The launch of the Kindle got me thinking about all the things an e-reader can never be. You can't inscribe it to a loved one or press flowers between it's pages. It can never be an object, loved and cherished and passed from person to person, with any history. Your children cannot draw upon the pages and fill it with precious memories. Illustrations look terrible on it, especially art, which needs a grand scale. For these reasons and many more, help me celebrate the real thing: dusty old books!
Saturday, 17 April 2010
This is one of those child-hood books that sticks in the memory and subtly influences all sorts of every day things, and possibly how I view the world. This is not the very copy I had as a child. That went missing in a house move and I've lamented it ever since. At least until I found this replacement copy.
And everything is exactly as I remember, from the quirky line drawings, to the simple colour, to the understated (and therefore witty text) to the the brilliant concept.
Harvey Weiss has taken the age old theme of a child with a messy room and turned it into an brilliant fantasy of imagination, resourcefulness and (in a modern world) recycling.
When Peter (and his doleful hound Maurice) are told to clean up his bed room, he gets two boxes. One is for things to keep, the other for things to throw away. But like most children (and adults;mysdelf included), letting go proves difficult, especially when you have a good imagination.
Peter conjours all sorts of elaborate contrivences, mostly for the benefit of Maurice, and convinces himself of the usefulness of just about everything he pulls from the pile of "rubbish".
A cotton reel inspires a contraption for Maurice in the event of tha splinter in the paw; a small stick could bne the railing of a veranda on a luxury dog house with pool and heli-pad; while an old rusty key might be just the very key needed to rescue poor old Maurice from a rather gothic and evidently dangerous dungeon prison!

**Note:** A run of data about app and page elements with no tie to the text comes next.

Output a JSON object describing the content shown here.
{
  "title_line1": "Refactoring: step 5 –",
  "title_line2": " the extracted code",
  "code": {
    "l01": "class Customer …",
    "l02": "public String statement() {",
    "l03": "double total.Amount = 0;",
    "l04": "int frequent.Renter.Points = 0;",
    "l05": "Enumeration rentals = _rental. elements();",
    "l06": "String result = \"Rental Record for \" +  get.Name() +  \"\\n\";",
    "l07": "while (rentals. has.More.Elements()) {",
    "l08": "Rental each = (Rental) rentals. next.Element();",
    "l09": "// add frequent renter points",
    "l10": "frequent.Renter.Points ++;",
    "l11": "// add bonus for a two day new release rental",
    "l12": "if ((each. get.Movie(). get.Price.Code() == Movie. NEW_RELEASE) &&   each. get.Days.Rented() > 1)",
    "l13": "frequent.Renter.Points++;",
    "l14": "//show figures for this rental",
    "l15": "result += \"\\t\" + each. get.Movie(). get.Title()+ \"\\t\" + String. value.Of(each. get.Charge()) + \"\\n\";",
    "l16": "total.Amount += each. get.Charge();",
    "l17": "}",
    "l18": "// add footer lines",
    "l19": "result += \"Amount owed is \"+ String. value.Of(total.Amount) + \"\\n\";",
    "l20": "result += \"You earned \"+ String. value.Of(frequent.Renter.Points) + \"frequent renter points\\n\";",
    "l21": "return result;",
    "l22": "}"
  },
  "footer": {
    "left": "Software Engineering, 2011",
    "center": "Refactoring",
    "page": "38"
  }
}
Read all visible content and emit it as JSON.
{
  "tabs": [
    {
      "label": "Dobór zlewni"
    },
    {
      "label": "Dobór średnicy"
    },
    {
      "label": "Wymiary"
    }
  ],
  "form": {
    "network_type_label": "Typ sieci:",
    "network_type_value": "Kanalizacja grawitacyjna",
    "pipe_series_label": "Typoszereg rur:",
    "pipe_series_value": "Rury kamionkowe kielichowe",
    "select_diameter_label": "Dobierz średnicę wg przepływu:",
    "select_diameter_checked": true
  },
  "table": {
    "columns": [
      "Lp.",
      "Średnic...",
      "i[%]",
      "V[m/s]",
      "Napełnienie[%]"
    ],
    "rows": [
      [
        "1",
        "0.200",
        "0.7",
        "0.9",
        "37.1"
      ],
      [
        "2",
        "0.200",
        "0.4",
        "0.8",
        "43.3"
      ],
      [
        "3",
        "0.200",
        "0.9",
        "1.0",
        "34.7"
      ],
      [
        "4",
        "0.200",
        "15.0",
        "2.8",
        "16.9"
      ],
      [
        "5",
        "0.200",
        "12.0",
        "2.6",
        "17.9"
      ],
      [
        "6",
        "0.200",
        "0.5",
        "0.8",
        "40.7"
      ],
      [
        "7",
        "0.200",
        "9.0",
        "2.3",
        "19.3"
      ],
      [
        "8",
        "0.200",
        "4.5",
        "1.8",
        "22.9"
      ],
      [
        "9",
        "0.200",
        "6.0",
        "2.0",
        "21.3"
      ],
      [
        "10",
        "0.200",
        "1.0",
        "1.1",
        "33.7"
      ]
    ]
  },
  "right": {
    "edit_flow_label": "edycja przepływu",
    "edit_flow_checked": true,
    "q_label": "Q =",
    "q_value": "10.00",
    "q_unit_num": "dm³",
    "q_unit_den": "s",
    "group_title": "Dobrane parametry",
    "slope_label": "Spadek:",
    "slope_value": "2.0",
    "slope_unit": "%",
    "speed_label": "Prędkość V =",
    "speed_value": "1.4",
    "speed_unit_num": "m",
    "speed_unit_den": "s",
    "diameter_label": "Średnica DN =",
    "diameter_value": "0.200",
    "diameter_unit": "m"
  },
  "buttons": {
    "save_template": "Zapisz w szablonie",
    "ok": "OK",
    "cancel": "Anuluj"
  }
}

Funny, charming, clever and touching, it's an overlooked masterpiece. It's an American book and I suspect circulation in the UK has always been limited and how I had a copy as a child I have no idea. But I'm jolly glad I did, even though the end result is that I cannot, to this day, bear to throw anything away...
Thursday, 1 April 2010
Before discovering this book I had never heard of "Elizabeth of the German Garden", as the author - in an attempt to hide her identity from her husband - liked to call herself. That name came from her first autobiographical novel, "Elizabeth and her German Garden". It created a sensation and Elizabeth von Arnim (her real name) was soon being described as a contemporary Jane Austen. She didn't just write witty trifles in the "Diary of a Provincial Lady" style, though. Her novel "Vera" is a dark thriller and this - "The Enchanted April" - is an exquisite novel of manners and social dilemmas, with a darker undercurrent of loss and redemption and forgiveness, all set in the giddy 1920s.
Lottie Wilkins is trapped in an unhappy marriage and is clearly depressed. But a chance reading of an advert in The Times at her ladies club transforms her life. The advert reads: "To those who appreciate wisteria and sunshine". The piece offers a small mediaeval castle in Italy for the month of April. It seems an impossible dream, until she meets Rose Arbuthnot, with a face "like a disappointed Madonna" (Whose husband writes scandalous novels about fallen women under a pen name). What if together they take the castle, share the costs, and escape? Two other unhappy, damaged women, one old and sour, the other a young and beautiful socialite, join them.
Can a place and climate heal their sadnesses? A sentimental thought perhaps but a theme explored with humour and poignancy. More importantly, the book examines the idea that beauty, and escape, can bring an understanding that love cannot be weighed and measured. The experience brings each of them a clarity of thought. Although the this proves cathartic and painful, the overwhelming beauty of San Salvatore transfigures their view of the world. But what about the husbands? Can it redeem them in their eyes as well? Lottie is so overwhelmed with guilt at enjoying herself that she takes the extraordinary step of inviting the very man she has escaped from to join her in Italy. And that's when the fun really starts.
As the old dowager says... in her day, husbands were seen "as the only real obstacle to sin" !
This first edition of the 1924 novel has a particular significance for me, for one of the first dates I took my wife on was to see a film of the novel, starring Miranda Richardson, Joan Plowright and Josie Lawrence. Shortly after we enjoyed our first holiday with her Italian family, in Tuscany during April. The flower pressed in the book - given as a Valentine gift - is from that holiday. It's a dusty old book I reread every April. With it's memories, pressed flowers, associations and above all it's storytelling, it never fails to enchant.